- **Exercise brief**:
Print the entries exactly; no image belongs in the copy.

* * * * * * *

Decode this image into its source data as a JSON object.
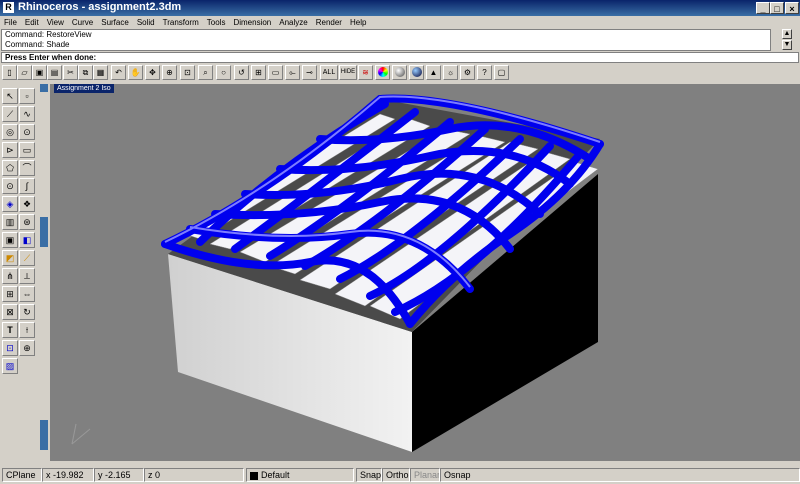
{
  "window": {
    "title": "Rhinoceros - assignment2.3dm",
    "app_icon": "rhino-icon",
    "controls": [
      "_",
      "□",
      "×"
    ]
  },
  "menu": [
    "File",
    "Edit",
    "View",
    "Curve",
    "Surface",
    "Solid",
    "Transform",
    "Tools",
    "Dimension",
    "Analyze",
    "Render",
    "Help"
  ],
  "command_history": [
    "Command: RestoreView",
    "Command: Shade"
  ],
  "prompt": "Press Enter when done:",
  "toolbar_labels": {
    "all": "ALL",
    "hide": "HIDE"
  },
  "viewport": {
    "title": "Assignment 2 Iso"
  },
  "status": {
    "cplane": "CPlane",
    "x": "x -19.982",
    "y": "y -2.165",
    "z": "z 0",
    "layer": "Default",
    "snap": "Snap",
    "ortho": "Ortho",
    "planar": "Planar",
    "osnap": "Osnap"
  },
  "colors": {
    "title_bar": "#0a246a",
    "surface_tubes": "#0000ee",
    "viewport_bg": "#808080"
  }
}
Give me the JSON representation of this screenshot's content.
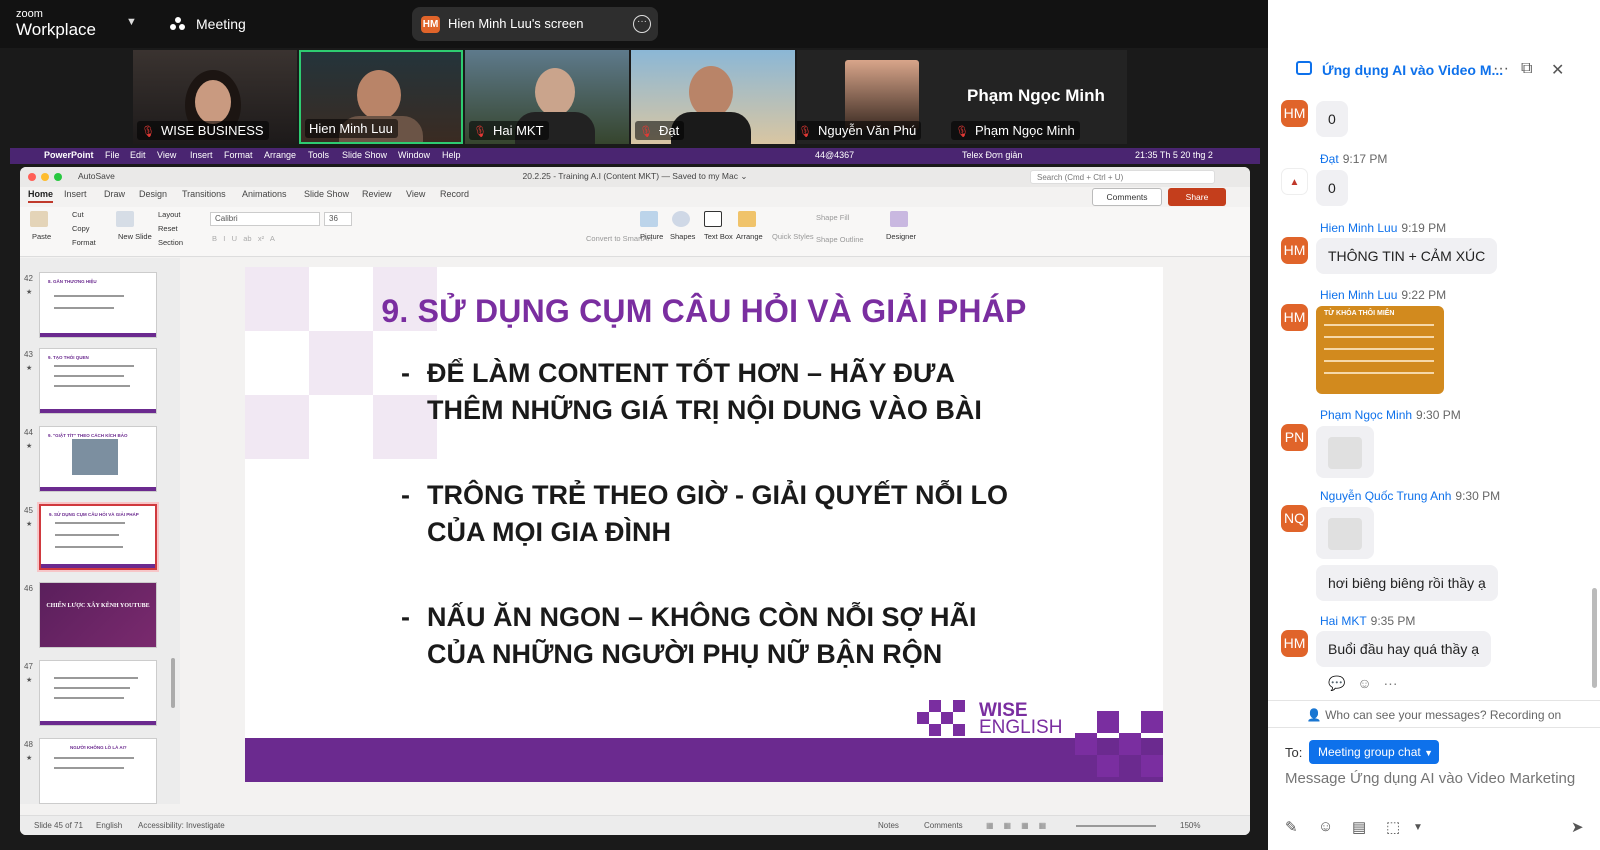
{
  "topbar": {
    "brand_small": "zoom",
    "brand_large": "Workplace",
    "meeting_label": "Meeting",
    "share_avatar": "HM",
    "share_title": "Hien Minh Luu's screen"
  },
  "participants": [
    {
      "name": "WISE BUSINESS"
    },
    {
      "name": "Hien Minh Luu"
    },
    {
      "name": "Hai MKT"
    },
    {
      "name": "Đạt"
    },
    {
      "name": "Nguyễn Văn Phú"
    },
    {
      "name": "Phạm Ngọc Minh",
      "big_label": "Phạm Ngọc Minh"
    }
  ],
  "macbar": {
    "app": "PowerPoint",
    "menus": [
      "File",
      "Edit",
      "View",
      "Insert",
      "Format",
      "Arrange",
      "Tools",
      "Slide Show",
      "Window",
      "Help"
    ],
    "right_items": [
      "44@4367",
      "Telex Đơn giản",
      "21:35 Th 5 20 thg 2"
    ]
  },
  "ppt": {
    "autosave": "AutoSave",
    "doc_title": "20.2.25 - Training A.I (Content MKT) — Saved to my Mac ⌄",
    "search_placeholder": "Search (Cmd + Ctrl + U)",
    "tabs": [
      "Home",
      "Insert",
      "Draw",
      "Design",
      "Transitions",
      "Animations",
      "Slide Show",
      "Review",
      "View",
      "Record"
    ],
    "comments_label": "Comments",
    "share_label": "Share",
    "ribbon": {
      "paste": "Paste",
      "cut": "Cut",
      "copy": "Copy",
      "format": "Format",
      "new_slide": "New Slide",
      "layout": "Layout",
      "reset": "Reset",
      "section": "Section",
      "font": "Calibri",
      "size": "36",
      "convert": "Convert to SmartArt",
      "picture": "Picture",
      "shapes": "Shapes",
      "textbox": "Text Box",
      "arrange": "Arrange",
      "quick_styles": "Quick Styles",
      "shape_fill": "Shape Fill",
      "shape_outline": "Shape Outline",
      "designer": "Designer"
    },
    "thumbnails": [
      {
        "num": "42",
        "title": "8. GẮN THƯƠNG HIỆU"
      },
      {
        "num": "43",
        "title": "9. TẠO THÓI QUEN"
      },
      {
        "num": "44",
        "title": "9. \"GIẬT TÍT\" THEO CÁCH KÍCH BẢO"
      },
      {
        "num": "45",
        "title": "9. SỬ DỤNG CỤM CÂU HỎI VÀ GIẢI PHÁP"
      },
      {
        "num": "46",
        "title": "CHIẾN LƯỢC XÂY KÊNH YOUTUBE"
      },
      {
        "num": "47",
        "title": ""
      },
      {
        "num": "48",
        "title": "NGƯỜI KHÔNG LỒ LÀ AI?"
      }
    ],
    "slide": {
      "title": "9. SỬ DỤNG CỤM CÂU HỎI VÀ GIẢI PHÁP",
      "bullets": [
        {
          "line1": "ĐỂ LÀM CONTENT TỐT HƠN – HÃY ĐƯA",
          "line2": "THÊM NHỮNG GIÁ TRỊ NỘI DUNG VÀO BÀI"
        },
        {
          "line1": "TRÔNG TRẺ THEO GIỜ - GIẢI QUYẾT NỖI LO",
          "line2": "CỦA MỌI GIA ĐÌNH"
        },
        {
          "line1": "NẤU ĂN NGON – KHÔNG CÒN NỖI SỢ HÃI",
          "line2": "CỦA NHỮNG NGƯỜI PHỤ NỮ BẬN RỘN"
        }
      ],
      "brand_top": "WISE",
      "brand_bottom": "ENGLISH"
    },
    "status": {
      "slide": "Slide 45 of 71",
      "lang": "English",
      "accessibility": "Accessibility: Investigate",
      "notes": "Notes",
      "comments": "Comments",
      "zoom": "150%"
    }
  },
  "chat": {
    "title": "Ứng dụng AI vào Video M...",
    "messages": [
      {
        "avatar": "HM",
        "avatar_color": "#e0642a",
        "sender": "",
        "time": "",
        "text": "0"
      },
      {
        "avatar": "",
        "avatar_color": "#ffffff",
        "sender": "Đạt",
        "time": "9:17 PM",
        "text": "0"
      },
      {
        "avatar": "HM",
        "avatar_color": "#e0642a",
        "sender": "Hien Minh Luu",
        "time": "9:19 PM",
        "text": "THÔNG TIN + CẢM XÚC"
      },
      {
        "avatar": "HM",
        "avatar_color": "#e0642a",
        "sender": "Hien Minh Luu",
        "time": "9:22 PM",
        "text": ""
      },
      {
        "avatar": "PN",
        "avatar_color": "#e0642a",
        "sender": "Phạm Ngọc Minh",
        "time": "9:30 PM",
        "text": ""
      },
      {
        "avatar": "NQ",
        "avatar_color": "#e0642a",
        "sender": "Nguyễn Quốc Trung Anh",
        "time": "9:30 PM",
        "text": "hơi biêng biêng rồi thầy ạ"
      },
      {
        "avatar": "HM",
        "avatar_color": "#e0642a",
        "sender": "Hai MKT",
        "time": "9:35 PM",
        "text": "Buổi đầu hay quá thầy ạ"
      }
    ],
    "image_caption": "TỪ KHÓA THÔI MIÊN",
    "privacy": "Who can see your messages? Recording on",
    "to_label": "To:",
    "to_value": "Meeting group chat",
    "input_placeholder": "Message Ứng dụng AI vào Video Marketing"
  },
  "colors": {
    "zoom_blue": "#0e71eb",
    "purple": "#7a2ea0",
    "share_red": "#c43e1c",
    "active_speaker": "#2ecc71",
    "mac_bar": "#4a2571"
  }
}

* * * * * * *

- **Task answer**:
Decode this image into its source data as a JSON object.
{
  "window": {
    "title": "Rhinoceros - assignment2.3dm",
    "app_icon": "rhino-icon",
    "controls": [
      "_",
      "□",
      "×"
    ]
  },
  "menu": [
    "File",
    "Edit",
    "View",
    "Curve",
    "Surface",
    "Solid",
    "Transform",
    "Tools",
    "Dimension",
    "Analyze",
    "Render",
    "Help"
  ],
  "command_history": [
    "Command: RestoreView",
    "Command: Shade"
  ],
  "prompt": "Press Enter when done:",
  "toolbar_labels": {
    "all": "ALL",
    "hide": "HIDE"
  },
  "viewport": {
    "title": "Assignment 2 Iso"
  },
  "status": {
    "cplane": "CPlane",
    "x": "x -19.982",
    "y": "y -2.165",
    "z": "z 0",
    "layer": "Default",
    "snap": "Snap",
    "ortho": "Ortho",
    "planar": "Planar",
    "osnap": "Osnap"
  },
  "colors": {
    "title_bar": "#0a246a",
    "surface_tubes": "#0000ee",
    "viewport_bg": "#808080"
  }
}
Give me the JSON representation of this screenshot's content.
{
  "topbar": {
    "brand_small": "zoom",
    "brand_large": "Workplace",
    "meeting_label": "Meeting",
    "share_avatar": "HM",
    "share_title": "Hien Minh Luu's screen"
  },
  "participants": [
    {
      "name": "WISE BUSINESS"
    },
    {
      "name": "Hien Minh Luu"
    },
    {
      "name": "Hai MKT"
    },
    {
      "name": "Đạt"
    },
    {
      "name": "Nguyễn Văn Phú"
    },
    {
      "name": "Phạm Ngọc Minh",
      "big_label": "Phạm Ngọc Minh"
    }
  ],
  "macbar": {
    "app": "PowerPoint",
    "menus": [
      "File",
      "Edit",
      "View",
      "Insert",
      "Format",
      "Arrange",
      "Tools",
      "Slide Show",
      "Window",
      "Help"
    ],
    "right_items": [
      "44@4367",
      "Telex Đơn giản",
      "21:35 Th 5 20 thg 2"
    ]
  },
  "ppt": {
    "autosave": "AutoSave",
    "doc_title": "20.2.25 - Training A.I (Content MKT) — Saved to my Mac ⌄",
    "search_placeholder": "Search (Cmd + Ctrl + U)",
    "tabs": [
      "Home",
      "Insert",
      "Draw",
      "Design",
      "Transitions",
      "Animations",
      "Slide Show",
      "Review",
      "View",
      "Record"
    ],
    "comments_label": "Comments",
    "share_label": "Share",
    "ribbon": {
      "paste": "Paste",
      "cut": "Cut",
      "copy": "Copy",
      "format": "Format",
      "new_slide": "New Slide",
      "layout": "Layout",
      "reset": "Reset",
      "section": "Section",
      "font": "Calibri",
      "size": "36",
      "convert": "Convert to SmartArt",
      "picture": "Picture",
      "shapes": "Shapes",
      "textbox": "Text Box",
      "arrange": "Arrange",
      "quick_styles": "Quick Styles",
      "shape_fill": "Shape Fill",
      "shape_outline": "Shape Outline",
      "designer": "Designer"
    },
    "thumbnails": [
      {
        "num": "42",
        "title": "8. GẮN THƯƠNG HIỆU"
      },
      {
        "num": "43",
        "title": "9. TẠO THÓI QUEN"
      },
      {
        "num": "44",
        "title": "9. \"GIẬT TÍT\" THEO CÁCH KÍCH BẢO"
      },
      {
        "num": "45",
        "title": "9. SỬ DỤNG CỤM CÂU HỎI VÀ GIẢI PHÁP"
      },
      {
        "num": "46",
        "title": "CHIẾN LƯỢC XÂY KÊNH YOUTUBE"
      },
      {
        "num": "47",
        "title": ""
      },
      {
        "num": "48",
        "title": "NGƯỜI KHÔNG LỒ LÀ AI?"
      }
    ],
    "slide": {
      "title": "9. SỬ DỤNG CỤM CÂU HỎI VÀ GIẢI PHÁP",
      "bullets": [
        {
          "line1": "ĐỂ LÀM CONTENT TỐT HƠN – HÃY ĐƯA",
          "line2": "THÊM NHỮNG GIÁ TRỊ NỘI DUNG VÀO BÀI"
        },
        {
          "line1": "TRÔNG TRẺ THEO GIỜ - GIẢI QUYẾT NỖI LO",
          "line2": "CỦA MỌI GIA ĐÌNH"
        },
        {
          "line1": "NẤU ĂN NGON – KHÔNG CÒN NỖI SỢ HÃI",
          "line2": "CỦA NHỮNG NGƯỜI PHỤ NỮ BẬN RỘN"
        }
      ],
      "brand_top": "WISE",
      "brand_bottom": "ENGLISH"
    },
    "status": {
      "slide": "Slide 45 of 71",
      "lang": "English",
      "accessibility": "Accessibility: Investigate",
      "notes": "Notes",
      "comments": "Comments",
      "zoom": "150%"
    }
  },
  "chat": {
    "title": "Ứng dụng AI vào Video M...",
    "messages": [
      {
        "avatar": "HM",
        "avatar_color": "#e0642a",
        "sender": "",
        "time": "",
        "text": "0"
      },
      {
        "avatar": "",
        "avatar_color": "#ffffff",
        "sender": "Đạt",
        "time": "9:17 PM",
        "text": "0"
      },
      {
        "avatar": "HM",
        "avatar_color": "#e0642a",
        "sender": "Hien Minh Luu",
        "time": "9:19 PM",
        "text": "THÔNG TIN + CẢM XÚC"
      },
      {
        "avatar": "HM",
        "avatar_color": "#e0642a",
        "sender": "Hien Minh Luu",
        "time": "9:22 PM",
        "text": ""
      },
      {
        "avatar": "PN",
        "avatar_color": "#e0642a",
        "sender": "Phạm Ngọc Minh",
        "time": "9:30 PM",
        "text": ""
      },
      {
        "avatar": "NQ",
        "avatar_color": "#e0642a",
        "sender": "Nguyễn Quốc Trung Anh",
        "time": "9:30 PM",
        "text": "hơi biêng biêng rồi thầy ạ"
      },
      {
        "avatar": "HM",
        "avatar_color": "#e0642a",
        "sender": "Hai MKT",
        "time": "9:35 PM",
        "text": "Buổi đầu hay quá thầy ạ"
      }
    ],
    "image_caption": "TỪ KHÓA THÔI MIÊN",
    "privacy": "Who can see your messages? Recording on",
    "to_label": "To:",
    "to_value": "Meeting group chat",
    "input_placeholder": "Message Ứng dụng AI vào Video Marketing"
  },
  "colors": {
    "zoom_blue": "#0e71eb",
    "purple": "#7a2ea0",
    "share_red": "#c43e1c",
    "active_speaker": "#2ecc71",
    "mac_bar": "#4a2571"
  }
}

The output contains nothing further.